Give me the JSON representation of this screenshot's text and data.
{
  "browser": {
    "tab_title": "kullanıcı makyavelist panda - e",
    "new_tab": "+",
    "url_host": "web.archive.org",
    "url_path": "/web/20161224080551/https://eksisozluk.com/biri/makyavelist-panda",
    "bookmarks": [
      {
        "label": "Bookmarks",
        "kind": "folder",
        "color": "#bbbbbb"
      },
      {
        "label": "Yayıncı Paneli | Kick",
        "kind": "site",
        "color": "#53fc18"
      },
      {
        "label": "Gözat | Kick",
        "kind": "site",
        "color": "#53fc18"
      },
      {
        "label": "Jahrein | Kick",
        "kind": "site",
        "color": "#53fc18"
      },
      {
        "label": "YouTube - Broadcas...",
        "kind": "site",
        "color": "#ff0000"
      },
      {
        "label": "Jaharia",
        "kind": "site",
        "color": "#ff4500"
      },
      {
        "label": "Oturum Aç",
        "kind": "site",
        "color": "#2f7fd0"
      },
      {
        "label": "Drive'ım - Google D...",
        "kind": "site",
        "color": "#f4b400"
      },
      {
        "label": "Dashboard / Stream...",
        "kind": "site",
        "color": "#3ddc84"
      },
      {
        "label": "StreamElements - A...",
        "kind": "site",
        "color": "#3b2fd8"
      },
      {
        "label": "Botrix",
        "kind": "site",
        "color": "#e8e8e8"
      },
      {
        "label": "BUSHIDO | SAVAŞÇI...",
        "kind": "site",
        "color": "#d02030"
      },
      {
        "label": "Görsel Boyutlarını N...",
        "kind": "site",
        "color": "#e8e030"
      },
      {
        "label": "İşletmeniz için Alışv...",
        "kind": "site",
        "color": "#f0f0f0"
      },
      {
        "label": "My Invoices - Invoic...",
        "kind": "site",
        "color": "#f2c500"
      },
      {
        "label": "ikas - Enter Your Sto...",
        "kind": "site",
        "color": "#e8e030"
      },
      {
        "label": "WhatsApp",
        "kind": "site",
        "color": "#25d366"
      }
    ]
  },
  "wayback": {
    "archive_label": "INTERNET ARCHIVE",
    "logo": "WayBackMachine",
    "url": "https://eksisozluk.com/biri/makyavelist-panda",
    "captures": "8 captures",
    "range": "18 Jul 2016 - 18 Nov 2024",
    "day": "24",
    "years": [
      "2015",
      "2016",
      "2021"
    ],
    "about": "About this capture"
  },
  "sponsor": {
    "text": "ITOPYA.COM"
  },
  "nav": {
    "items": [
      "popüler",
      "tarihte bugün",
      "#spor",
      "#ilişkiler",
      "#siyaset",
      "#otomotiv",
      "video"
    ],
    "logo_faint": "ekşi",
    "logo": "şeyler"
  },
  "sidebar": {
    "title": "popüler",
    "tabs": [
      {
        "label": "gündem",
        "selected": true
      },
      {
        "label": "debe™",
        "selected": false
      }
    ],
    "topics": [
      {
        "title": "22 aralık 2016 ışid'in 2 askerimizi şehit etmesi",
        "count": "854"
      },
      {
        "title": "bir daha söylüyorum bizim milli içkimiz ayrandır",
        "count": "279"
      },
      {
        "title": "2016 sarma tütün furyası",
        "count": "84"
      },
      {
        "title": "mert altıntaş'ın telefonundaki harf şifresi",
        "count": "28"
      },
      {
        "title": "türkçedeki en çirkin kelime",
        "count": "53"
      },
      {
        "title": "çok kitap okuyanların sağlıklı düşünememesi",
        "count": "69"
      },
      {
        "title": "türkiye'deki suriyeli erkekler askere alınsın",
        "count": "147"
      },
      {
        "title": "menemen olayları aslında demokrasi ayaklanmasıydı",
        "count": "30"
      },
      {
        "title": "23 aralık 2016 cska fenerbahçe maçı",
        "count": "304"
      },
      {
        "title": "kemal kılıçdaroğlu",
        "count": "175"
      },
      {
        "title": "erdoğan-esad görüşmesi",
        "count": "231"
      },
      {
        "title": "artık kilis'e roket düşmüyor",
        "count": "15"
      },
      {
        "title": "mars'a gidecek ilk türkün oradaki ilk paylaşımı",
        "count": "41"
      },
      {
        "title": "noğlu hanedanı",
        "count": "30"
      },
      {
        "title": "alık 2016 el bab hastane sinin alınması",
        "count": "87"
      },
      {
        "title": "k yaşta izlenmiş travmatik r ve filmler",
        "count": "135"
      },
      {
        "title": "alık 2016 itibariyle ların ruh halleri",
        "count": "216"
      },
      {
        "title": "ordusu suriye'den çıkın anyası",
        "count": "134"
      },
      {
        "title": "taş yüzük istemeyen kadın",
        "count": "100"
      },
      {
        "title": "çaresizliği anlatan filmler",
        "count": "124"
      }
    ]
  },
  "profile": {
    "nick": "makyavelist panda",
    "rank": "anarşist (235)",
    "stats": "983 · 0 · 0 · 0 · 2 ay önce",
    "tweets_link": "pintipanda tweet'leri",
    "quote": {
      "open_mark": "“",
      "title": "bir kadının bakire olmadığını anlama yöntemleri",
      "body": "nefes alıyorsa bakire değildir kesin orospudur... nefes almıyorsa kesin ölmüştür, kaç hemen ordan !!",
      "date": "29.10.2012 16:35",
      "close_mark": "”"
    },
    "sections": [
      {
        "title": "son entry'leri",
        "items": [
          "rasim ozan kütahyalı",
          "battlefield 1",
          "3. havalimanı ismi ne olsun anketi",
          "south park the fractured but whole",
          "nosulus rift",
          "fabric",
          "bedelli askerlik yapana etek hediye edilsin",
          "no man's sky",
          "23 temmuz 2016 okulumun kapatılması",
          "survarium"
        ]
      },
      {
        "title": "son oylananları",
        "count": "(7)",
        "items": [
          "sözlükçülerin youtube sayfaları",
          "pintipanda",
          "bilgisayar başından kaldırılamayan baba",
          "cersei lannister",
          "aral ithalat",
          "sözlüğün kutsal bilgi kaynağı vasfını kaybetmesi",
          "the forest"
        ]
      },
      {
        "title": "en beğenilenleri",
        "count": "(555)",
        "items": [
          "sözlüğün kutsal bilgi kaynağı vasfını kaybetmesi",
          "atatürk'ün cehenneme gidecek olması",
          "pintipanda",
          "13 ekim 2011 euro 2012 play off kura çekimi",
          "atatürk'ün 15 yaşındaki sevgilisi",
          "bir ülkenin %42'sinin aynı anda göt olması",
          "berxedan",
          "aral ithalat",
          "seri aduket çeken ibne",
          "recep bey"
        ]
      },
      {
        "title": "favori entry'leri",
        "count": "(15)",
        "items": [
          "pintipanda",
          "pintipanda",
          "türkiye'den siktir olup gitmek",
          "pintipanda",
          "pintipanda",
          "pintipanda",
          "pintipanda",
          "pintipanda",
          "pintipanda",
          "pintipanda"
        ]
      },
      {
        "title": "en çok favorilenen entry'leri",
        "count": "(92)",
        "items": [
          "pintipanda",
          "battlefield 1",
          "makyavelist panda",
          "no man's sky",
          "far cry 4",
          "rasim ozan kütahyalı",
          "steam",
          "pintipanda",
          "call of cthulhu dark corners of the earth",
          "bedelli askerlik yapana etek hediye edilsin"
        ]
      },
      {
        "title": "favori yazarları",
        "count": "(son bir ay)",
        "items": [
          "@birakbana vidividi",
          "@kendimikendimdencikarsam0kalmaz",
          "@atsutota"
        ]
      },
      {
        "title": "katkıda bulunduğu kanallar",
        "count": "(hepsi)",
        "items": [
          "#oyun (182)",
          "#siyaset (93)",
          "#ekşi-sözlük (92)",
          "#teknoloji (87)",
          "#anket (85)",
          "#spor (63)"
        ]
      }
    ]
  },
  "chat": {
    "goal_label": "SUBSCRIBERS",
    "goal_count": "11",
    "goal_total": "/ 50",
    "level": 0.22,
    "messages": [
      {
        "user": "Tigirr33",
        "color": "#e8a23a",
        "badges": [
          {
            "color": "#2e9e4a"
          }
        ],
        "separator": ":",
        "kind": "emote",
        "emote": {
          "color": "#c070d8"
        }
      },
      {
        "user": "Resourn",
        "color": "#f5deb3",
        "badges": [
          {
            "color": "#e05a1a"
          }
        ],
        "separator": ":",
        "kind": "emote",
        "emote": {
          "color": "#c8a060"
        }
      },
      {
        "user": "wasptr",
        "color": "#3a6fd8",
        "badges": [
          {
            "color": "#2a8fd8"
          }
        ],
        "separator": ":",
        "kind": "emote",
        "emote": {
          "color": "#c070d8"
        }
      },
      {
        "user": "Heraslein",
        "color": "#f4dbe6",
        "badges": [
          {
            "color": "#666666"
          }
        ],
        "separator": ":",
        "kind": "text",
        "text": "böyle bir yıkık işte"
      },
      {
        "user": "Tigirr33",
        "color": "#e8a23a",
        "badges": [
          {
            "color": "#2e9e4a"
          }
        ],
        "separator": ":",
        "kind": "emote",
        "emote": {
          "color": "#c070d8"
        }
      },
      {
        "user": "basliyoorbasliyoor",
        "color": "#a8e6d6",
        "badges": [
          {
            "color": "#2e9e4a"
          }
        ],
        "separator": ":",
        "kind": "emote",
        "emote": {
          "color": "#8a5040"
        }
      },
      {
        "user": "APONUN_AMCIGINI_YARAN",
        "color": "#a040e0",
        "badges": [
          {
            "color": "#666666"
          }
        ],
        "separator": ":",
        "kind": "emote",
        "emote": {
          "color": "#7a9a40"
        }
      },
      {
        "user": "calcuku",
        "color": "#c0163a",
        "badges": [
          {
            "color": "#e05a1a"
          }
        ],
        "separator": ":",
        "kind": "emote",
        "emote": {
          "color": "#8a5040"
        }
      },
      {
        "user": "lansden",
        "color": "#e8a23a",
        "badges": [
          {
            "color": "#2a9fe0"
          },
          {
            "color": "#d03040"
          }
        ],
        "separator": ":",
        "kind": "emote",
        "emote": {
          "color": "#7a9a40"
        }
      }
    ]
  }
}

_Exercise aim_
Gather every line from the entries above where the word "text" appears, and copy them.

_Exercise output_
Give me the JSON representation of this screenshot's text and data.
    "text": "ITOPYA.COM"
        "kind": "text",
        "text": "böyle bir yıkık işte"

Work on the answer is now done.